Lopes was born in the Cape Verde Islands of Africa. He was enslaved, kidnapped, and brought to America. He worked as a sailor in New England, first in Maine and then in the New Bedford area of Massachusetts. Lopes worked on a whaling ship, bought his freedom, and was a sailor before moving to Seattle, where he opened a restaurant and barbershop, with a barber chair shipped from the East, around Cape Horn.
Esther Hall Mumford wrote in "Seattle's African American Victorians: 1852-1901." Although they were just a tiny fraction of the population, Seattle's African American pioneers -- starting with Lopes -- played an important role in shaping the city's earliest history and character. This fact has largely faded from the public's collective memory. "There were African Americans in Seattle almost from the beginning," Mumford said in an interview, "and they were contributing to the growth and development of the place."
Lopes also owned the only snare drum in the village. He used it as a surrogate dinner bell, beating a tattoo three times a day to signal mealtimes and to muster participation at patriotic events." Each Fourth of July, he headed up a procession of villagers which wound itself through the mud and among the stumps and shanties of early Seattle." Seattle, WA. was barely a year old, just a muddy frontier settlement when Manuel Lopes became its first black African resident in 1852.

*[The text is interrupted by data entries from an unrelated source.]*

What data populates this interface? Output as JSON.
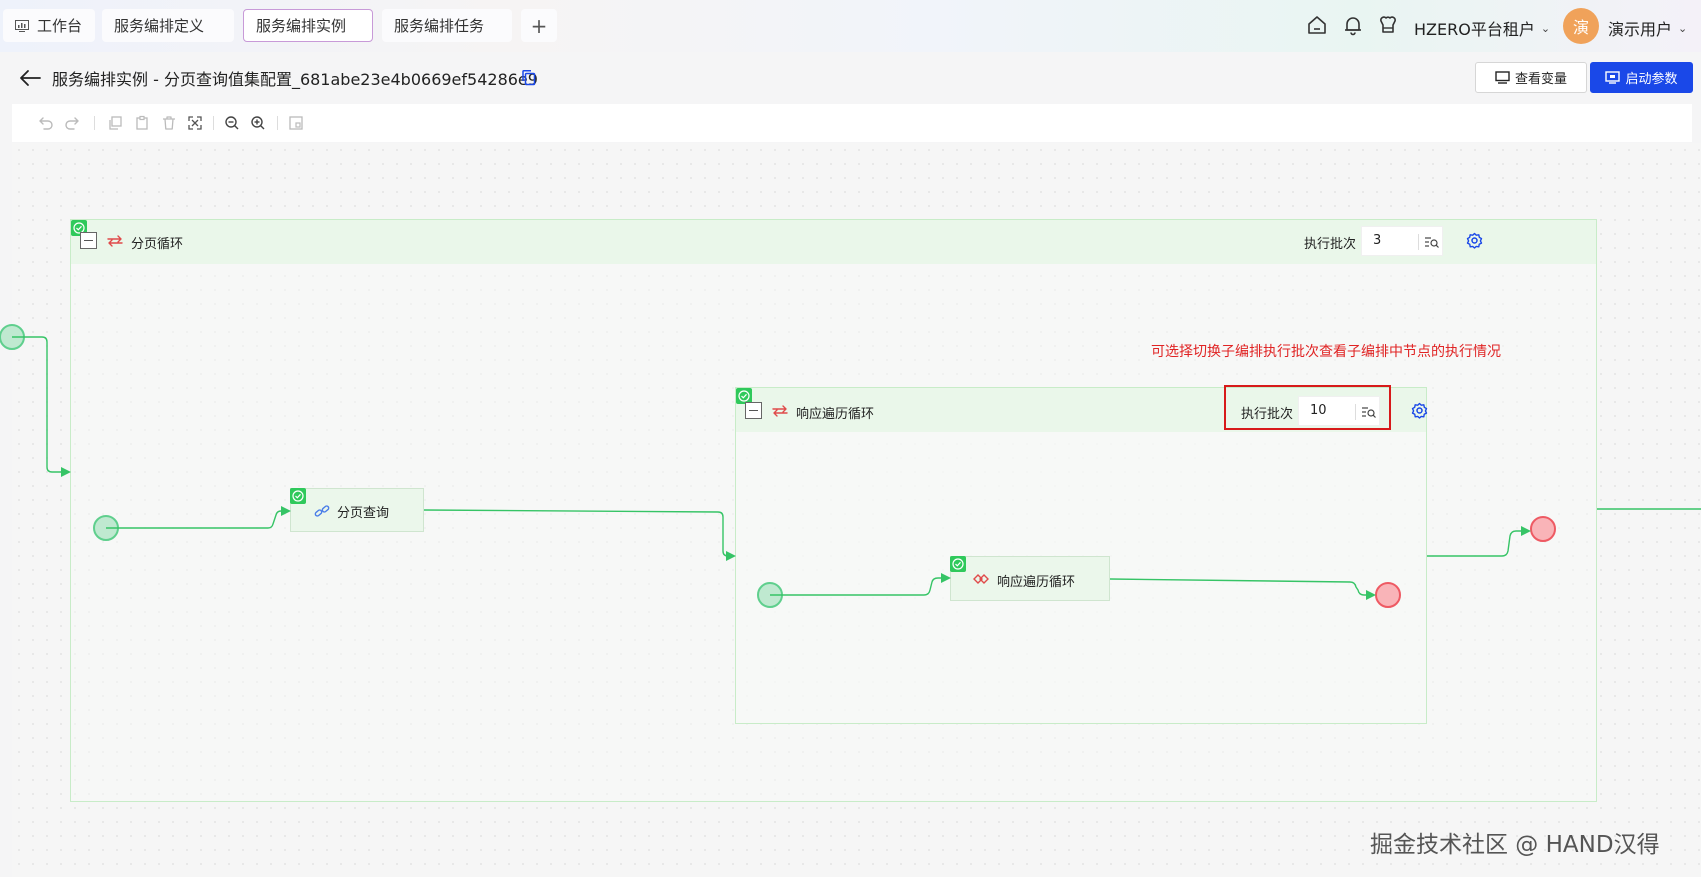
{
  "tabs": [
    {
      "label": "工作台",
      "active": false
    },
    {
      "label": "服务编排定义",
      "active": false
    },
    {
      "label": "服务编排实例",
      "active": true
    },
    {
      "label": "服务编排任务",
      "active": false
    }
  ],
  "header_icons": [
    "home-icon",
    "bell-icon",
    "apps-icon"
  ],
  "tenant": "HZERO平台租户",
  "user": {
    "avatar_char": "演",
    "name": "演示用户"
  },
  "page": {
    "title": "服务编排实例 - 分页查询值集配置_681abe23e4b0669ef54286e9"
  },
  "buttons": {
    "view_variables": "查看变量",
    "start_params": "启动参数"
  },
  "toolbar_icons": [
    "undo-icon",
    "redo-icon",
    "copy-icon",
    "paste-icon",
    "delete-icon",
    "fit-view-icon",
    "zoom-out-icon",
    "zoom-in-icon",
    "minimap-icon"
  ],
  "flow": {
    "outer_loop": {
      "name": "分页循环",
      "batch_label": "执行批次",
      "batch_value": "3"
    },
    "page_query": {
      "name": "分页查询"
    },
    "inner_loop": {
      "name": "响应遍历循环",
      "batch_label": "执行批次",
      "batch_value": "10"
    },
    "inner_task": {
      "name": "响应遍历循环"
    }
  },
  "annotation": "可选择切换子编排执行批次查看子编排中节点的执行情况",
  "watermark": "掘金技术社区 @ HAND汉得",
  "colors": {
    "primary": "#1a48e8",
    "edge": "#36c466",
    "start": "#5fcf8d",
    "end": "#ee5a63",
    "annotation": "#e02424"
  }
}
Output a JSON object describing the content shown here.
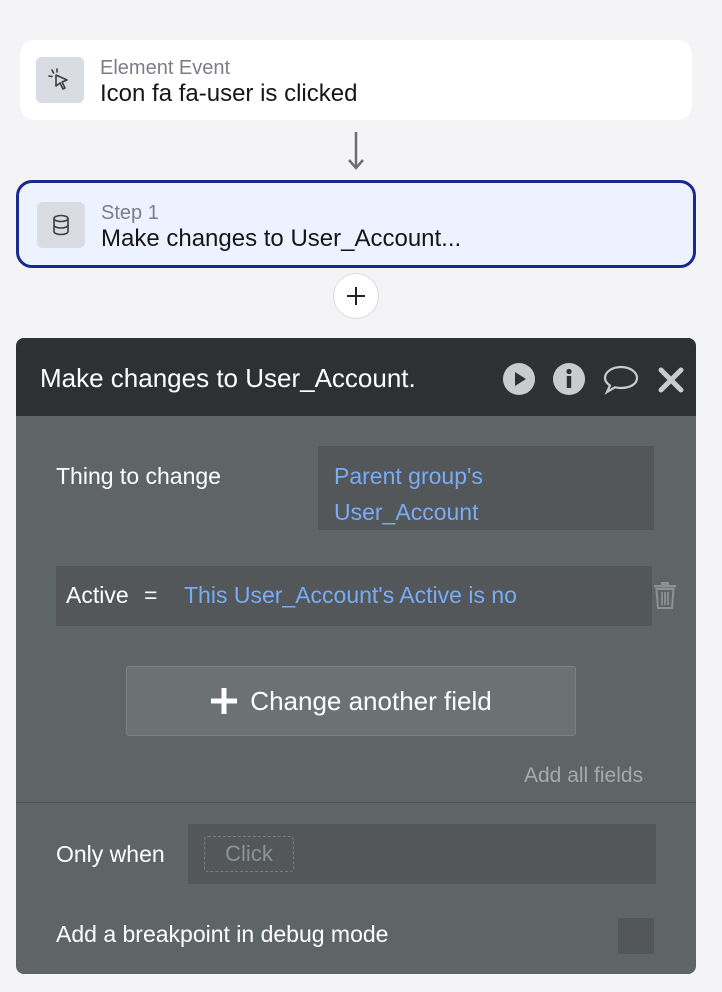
{
  "event": {
    "subtitle": "Element Event",
    "title": "Icon fa fa-user is clicked",
    "icon": "cursor-click-icon"
  },
  "step": {
    "subtitle": "Step 1",
    "title": "Make changes to User_Account...",
    "icon": "database-icon"
  },
  "panel": {
    "title": "Make changes to User_Account.",
    "header_icons": [
      "play-icon",
      "info-icon",
      "comment-icon",
      "close-icon"
    ],
    "thing_label": "Thing to change",
    "thing_value_line1": "Parent group's",
    "thing_value_line2": "User_Account",
    "field": {
      "name": "Active",
      "operator": "=",
      "value": "This User_Account's Active is no"
    },
    "change_button_label": "Change another field",
    "add_all_label": "Add all fields",
    "only_when_label": "Only when",
    "only_when_placeholder": "Click",
    "breakpoint_label": "Add a breakpoint in debug mode",
    "breakpoint_checked": false
  },
  "colors": {
    "accent_border": "#1a2a8c",
    "step_bg": "#ecf2ff",
    "panel_bg": "#5f6467",
    "panel_header_bg": "#2d3133",
    "link_blue": "#78acf5"
  }
}
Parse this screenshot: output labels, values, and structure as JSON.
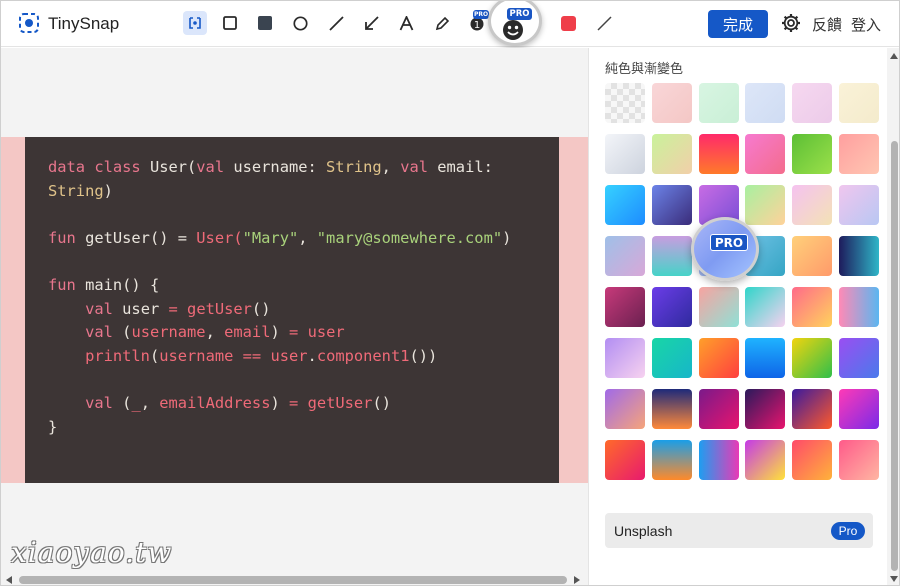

Lopes eventually moved to Port Gamble, but other blacks joined Seattle's ranks. By 1880, there were 19 among a population of more than 3,000. There were more African Americans outside the city, in the mining towns of Roslyn, Newcastle, and Franklin, communities that no longer exist. Some were brought in as strikebreakers (unknowingly, in some cases), angering white miners who lost their jobs. Manuel Lopes died in 1885.